Romania will maintain the state of emergency for at least one more month and until it is abolished, no energy firm can be taken over. Hidroelectrica will thus need to wait longer for its acquisition of ČEZ’s subsidiaries in the country.
The state of emergency has been extended for a month, to May 14. Just before that, the Ministry of Internal Affairs of Romania banned in a so-called military ordinance the sale of majority stakes in energy companies, which directly affects ČEZ AS’s planned disposal of local businesses.
The government in Bucharest said it would maintain the rule imposed under its emergency powers amid the coronavirus impact until “the conclusion of the state of emergency with the appropriate delay of the deadlines.”
The Czech company controls retail electricity services in Oltenia and the Fântânele-Cogealac wind farm of 600 MW, the biggest one in mainland Europe. It also has a power supply firm serving 1.4 million customers and four hydropower plants in Reșița of 22 MW in total.

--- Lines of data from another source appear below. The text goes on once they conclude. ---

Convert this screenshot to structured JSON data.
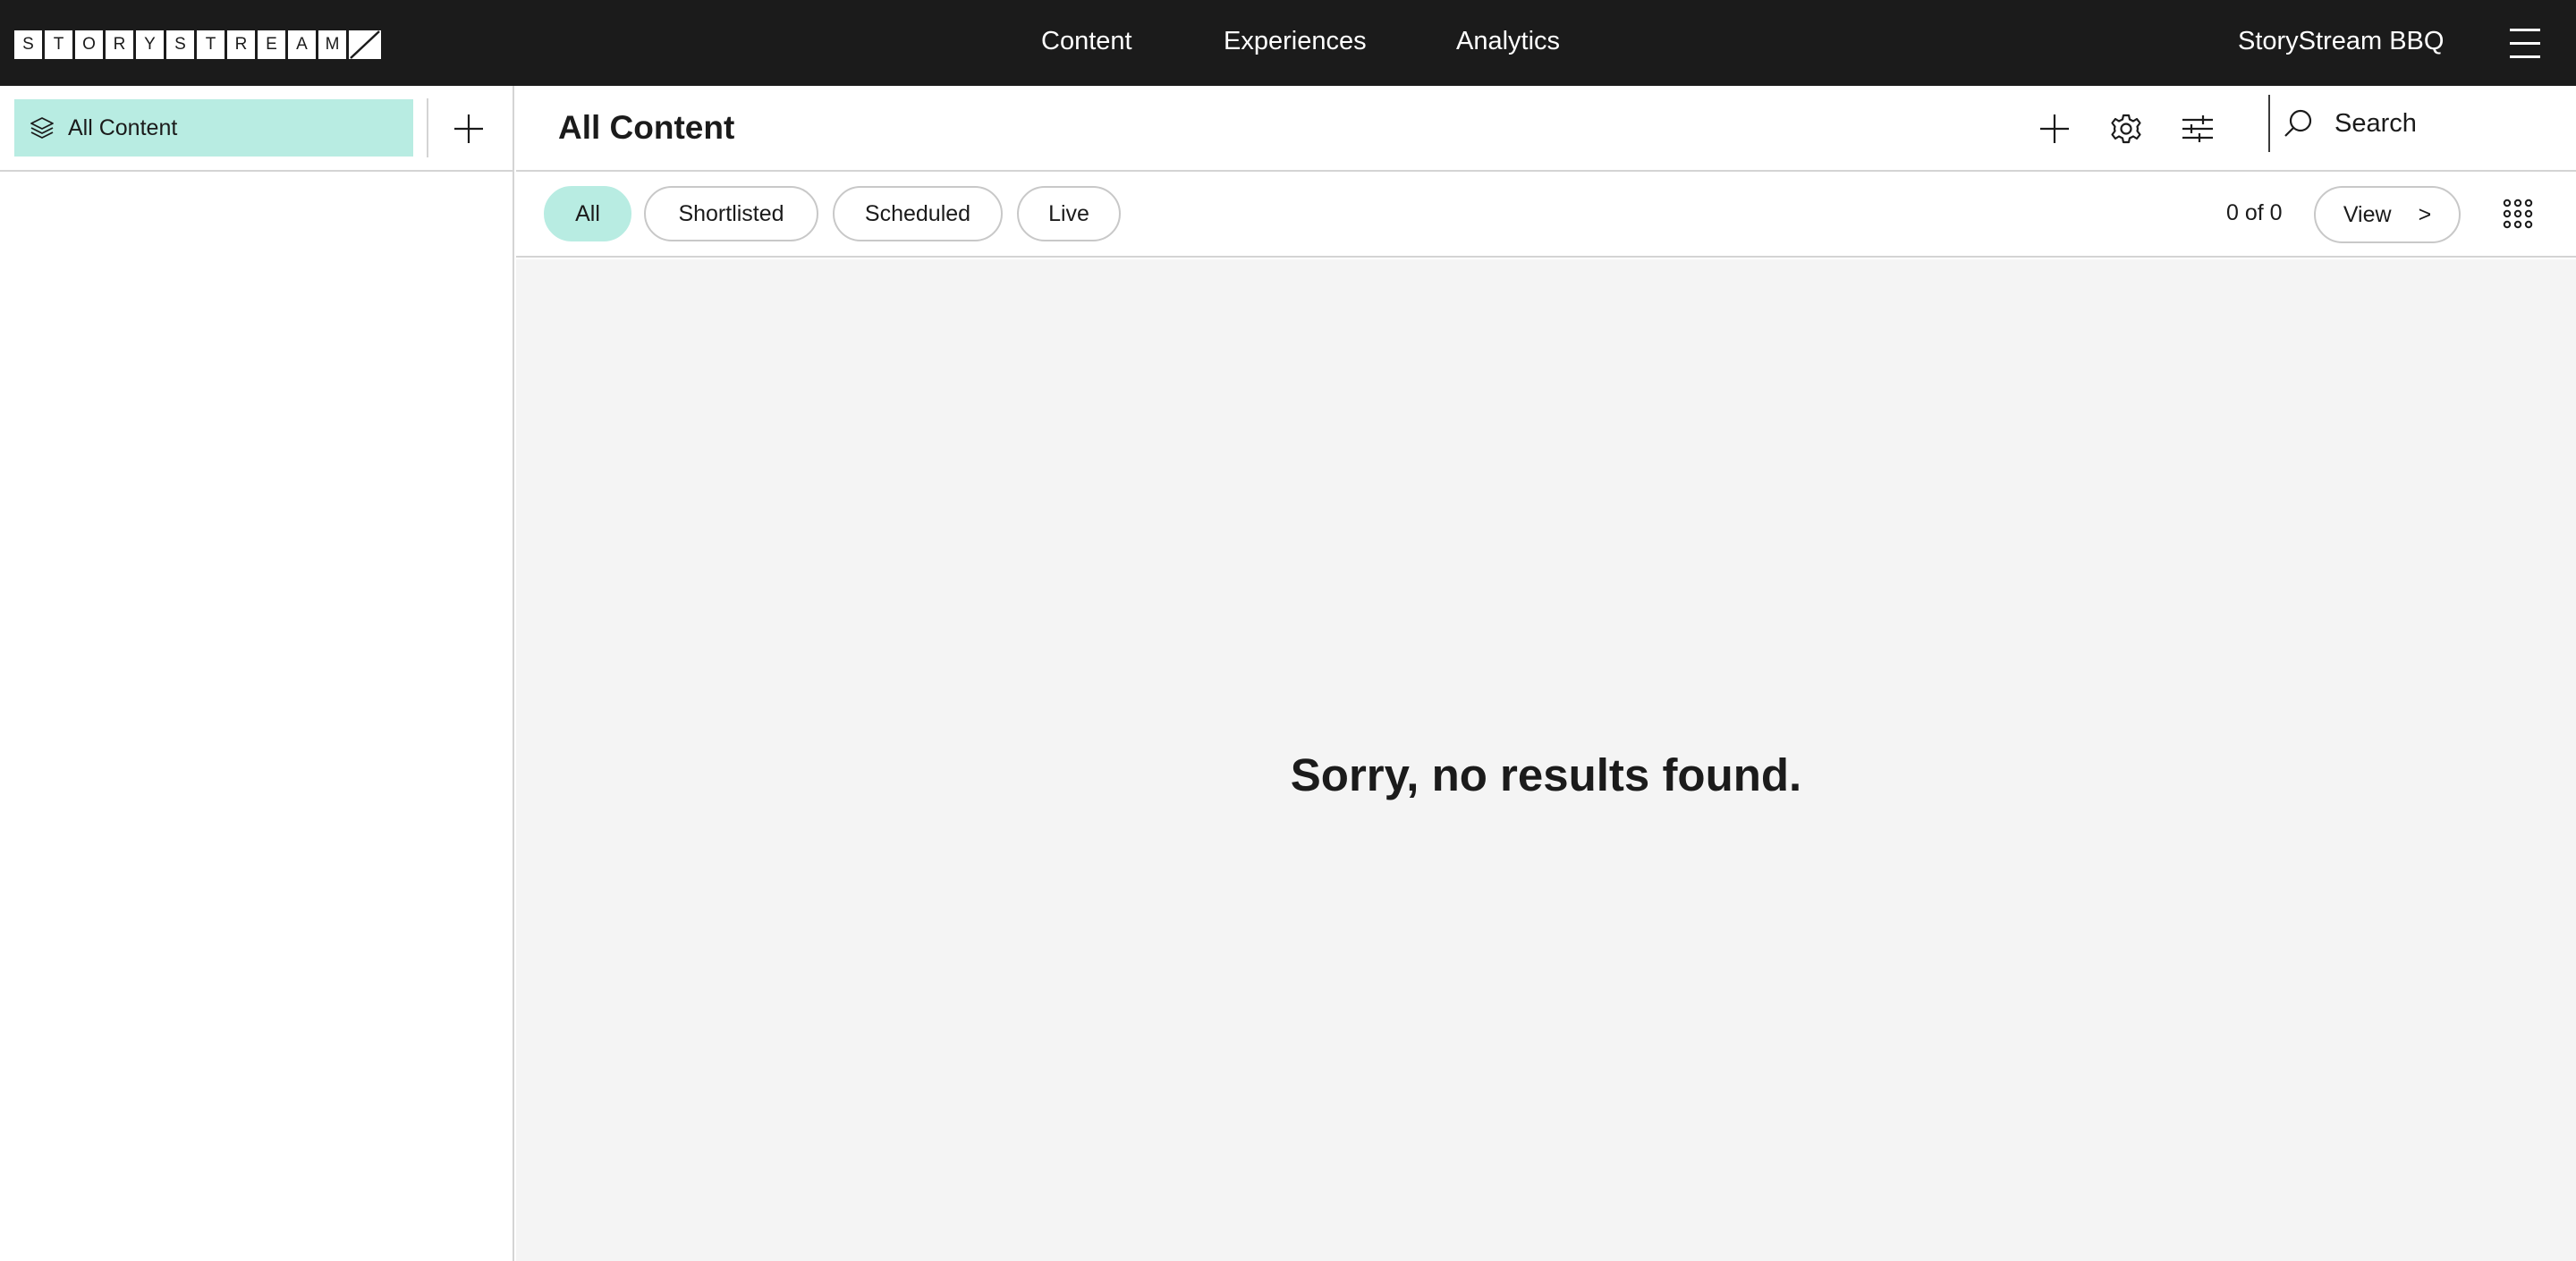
{
  "brand": {
    "logo_letters": [
      "S",
      "T",
      "O",
      "R",
      "Y",
      "S",
      "T",
      "R",
      "E",
      "A",
      "M"
    ]
  },
  "nav": {
    "items": [
      "Content",
      "Experiences",
      "Analytics"
    ],
    "account": "StoryStream BBQ"
  },
  "sidebar": {
    "items": [
      {
        "label": "All Content",
        "icon": "layers-icon"
      }
    ]
  },
  "header": {
    "title": "All Content",
    "search_placeholder": "Search"
  },
  "filters": {
    "tabs": [
      "All",
      "Shortlisted",
      "Scheduled",
      "Live"
    ],
    "active": "All",
    "count": "0 of 0",
    "view_label": "View",
    "view_chevron": ">"
  },
  "main": {
    "empty_message": "Sorry, no results found."
  },
  "colors": {
    "topbar": "#1b1b1b",
    "accent": "#b8ece2",
    "content_bg": "#f4f4f4",
    "border": "#d4d4d4"
  }
}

Interestingly, the order probably prevented Romanian state-owned hydropower plant operator Hidroelectrica SA for now from buying ČEZ’s subsidiaries. The domestic utility reportedly has the most attractive offer among over 30 bidders. They are said to include Electrica SA, which is 48% owned by the government.
The European Union is supporting capital controls in member states in order to avoid foreign purchases of strategic infrastructure

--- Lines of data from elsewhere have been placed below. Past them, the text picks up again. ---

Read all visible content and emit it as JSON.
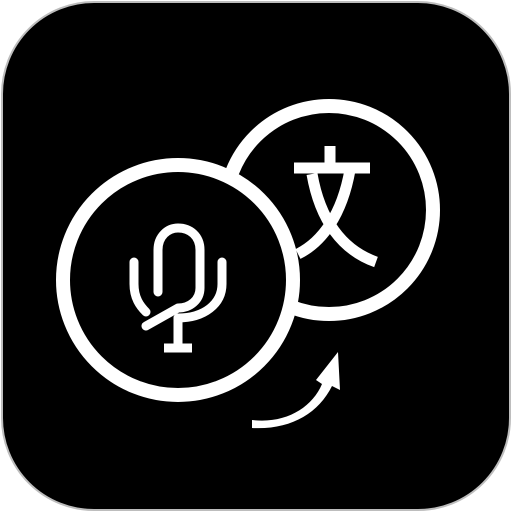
{
  "icon": {
    "name": "voice-translator-app-icon",
    "symbols": [
      "microphone-icon",
      "translate-character-icon",
      "curved-arrow-icon"
    ],
    "translate_glyph": "文",
    "colors": {
      "tile_background": "#000000",
      "tile_border": "#bdbdbd",
      "foreground": "#ffffff",
      "page_background": "#ffffff"
    }
  }
}
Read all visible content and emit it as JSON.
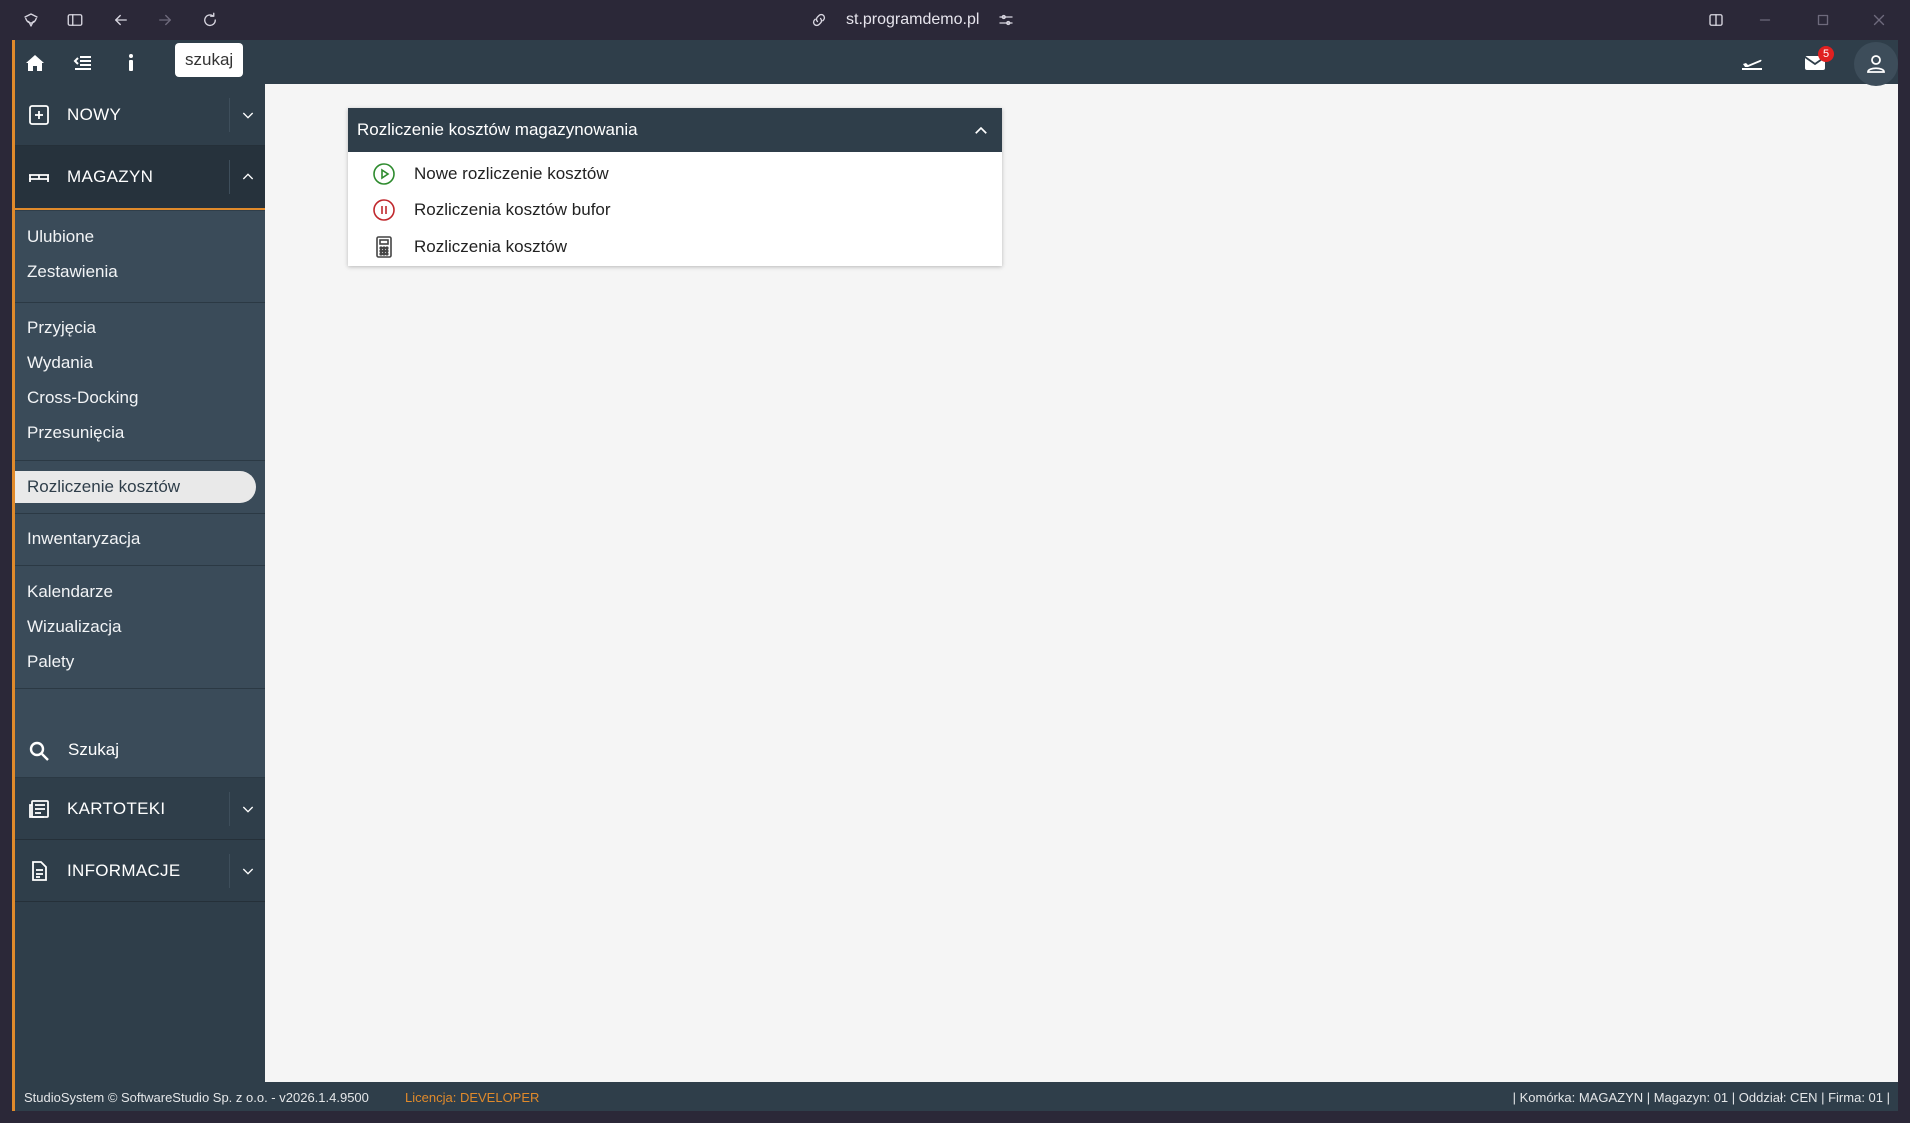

The media learned the final offers were due on April 21. ČEZ seems to have projected the completion of the asset sale for the quarter through June, one year earlier than before. Hidroelectrica’s stock market listing plans shouldn’t be affected as the state intends to divest of a minority share only.

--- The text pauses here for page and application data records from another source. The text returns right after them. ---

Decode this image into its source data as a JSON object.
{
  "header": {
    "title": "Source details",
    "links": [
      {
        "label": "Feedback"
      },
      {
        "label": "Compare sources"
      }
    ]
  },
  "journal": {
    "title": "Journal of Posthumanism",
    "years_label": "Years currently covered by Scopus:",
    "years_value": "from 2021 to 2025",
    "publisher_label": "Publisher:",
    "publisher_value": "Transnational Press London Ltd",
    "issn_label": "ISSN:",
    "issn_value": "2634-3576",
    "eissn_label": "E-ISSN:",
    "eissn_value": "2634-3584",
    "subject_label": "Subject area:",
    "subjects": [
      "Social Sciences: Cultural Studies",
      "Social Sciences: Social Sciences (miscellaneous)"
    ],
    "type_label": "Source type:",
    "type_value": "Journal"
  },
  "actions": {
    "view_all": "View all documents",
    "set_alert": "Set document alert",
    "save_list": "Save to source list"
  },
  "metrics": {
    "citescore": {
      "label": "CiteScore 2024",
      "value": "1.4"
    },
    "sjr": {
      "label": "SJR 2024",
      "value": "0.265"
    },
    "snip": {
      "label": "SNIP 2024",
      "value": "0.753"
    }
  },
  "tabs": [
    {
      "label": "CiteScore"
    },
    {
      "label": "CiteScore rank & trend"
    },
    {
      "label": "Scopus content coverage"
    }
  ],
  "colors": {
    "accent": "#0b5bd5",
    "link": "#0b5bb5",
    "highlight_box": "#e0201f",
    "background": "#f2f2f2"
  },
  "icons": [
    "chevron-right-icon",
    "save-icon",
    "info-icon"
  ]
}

According to a rule issued last year by the Romanian Energy Regulatory Authority, ANRE, changes in the legal status like mergers, spinoffs and transformation must be announced at least 120 days in advance.
ČEZ revealed last month that it accepted 19 nonbinding offers. Hidroelectrica said it would take a loan to fund the deal if it’s agreed. It is also preparing to buy assets from Italy’s Enel.
The European Commission suggested in March that member states should impose temporary controls on foreign investment to prevent critical infrastructure from being purchased.